> Assigned task
Please copy out each line of the listing that contains the word "would".

> The records
---*---
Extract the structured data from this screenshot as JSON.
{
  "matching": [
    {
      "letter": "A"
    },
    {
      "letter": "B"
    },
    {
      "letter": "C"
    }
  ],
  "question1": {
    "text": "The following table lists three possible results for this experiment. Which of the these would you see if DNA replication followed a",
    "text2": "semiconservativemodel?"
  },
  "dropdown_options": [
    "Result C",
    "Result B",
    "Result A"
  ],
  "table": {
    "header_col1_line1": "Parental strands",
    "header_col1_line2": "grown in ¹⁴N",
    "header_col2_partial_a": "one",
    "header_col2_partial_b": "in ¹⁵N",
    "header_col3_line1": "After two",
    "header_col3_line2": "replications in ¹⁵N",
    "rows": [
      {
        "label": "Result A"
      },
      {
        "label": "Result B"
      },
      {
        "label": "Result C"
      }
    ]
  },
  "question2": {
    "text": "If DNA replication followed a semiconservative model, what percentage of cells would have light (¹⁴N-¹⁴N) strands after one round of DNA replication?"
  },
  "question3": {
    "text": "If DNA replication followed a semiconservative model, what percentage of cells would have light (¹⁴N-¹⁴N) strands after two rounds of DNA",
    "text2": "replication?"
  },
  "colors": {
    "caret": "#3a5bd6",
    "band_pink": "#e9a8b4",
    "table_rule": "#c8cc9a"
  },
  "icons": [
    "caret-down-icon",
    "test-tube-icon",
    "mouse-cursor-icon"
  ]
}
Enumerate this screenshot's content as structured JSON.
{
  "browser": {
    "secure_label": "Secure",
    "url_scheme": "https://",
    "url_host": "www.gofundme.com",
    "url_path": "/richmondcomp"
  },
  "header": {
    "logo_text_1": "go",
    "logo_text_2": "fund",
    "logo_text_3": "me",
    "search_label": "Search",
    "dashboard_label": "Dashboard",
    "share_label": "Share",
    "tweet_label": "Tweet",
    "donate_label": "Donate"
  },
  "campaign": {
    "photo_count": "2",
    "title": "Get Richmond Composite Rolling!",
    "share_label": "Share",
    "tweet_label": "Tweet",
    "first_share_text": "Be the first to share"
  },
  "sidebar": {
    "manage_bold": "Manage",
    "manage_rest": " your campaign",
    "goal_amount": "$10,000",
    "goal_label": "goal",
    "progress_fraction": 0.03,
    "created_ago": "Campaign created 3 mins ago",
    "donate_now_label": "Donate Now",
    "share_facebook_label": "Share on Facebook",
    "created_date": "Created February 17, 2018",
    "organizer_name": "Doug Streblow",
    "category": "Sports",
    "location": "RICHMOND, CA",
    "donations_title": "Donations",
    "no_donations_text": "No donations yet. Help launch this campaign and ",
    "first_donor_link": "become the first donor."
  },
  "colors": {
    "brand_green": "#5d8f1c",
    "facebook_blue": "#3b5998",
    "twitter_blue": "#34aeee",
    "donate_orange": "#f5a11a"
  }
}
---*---
> Exercise answer
    "text": "The following table lists three possible results for this experiment. Which of the these would you see if DNA replication followed a",
    "text": "If DNA replication followed a semiconservative model, what percentage of cells would have light (¹⁴N-¹⁴N) strands after one round of DNA replication?"
    "text": "If DNA replication followed a semiconservative model, what percentage of cells would have light (¹⁴N-¹⁴N) strands after two rounds of DNA",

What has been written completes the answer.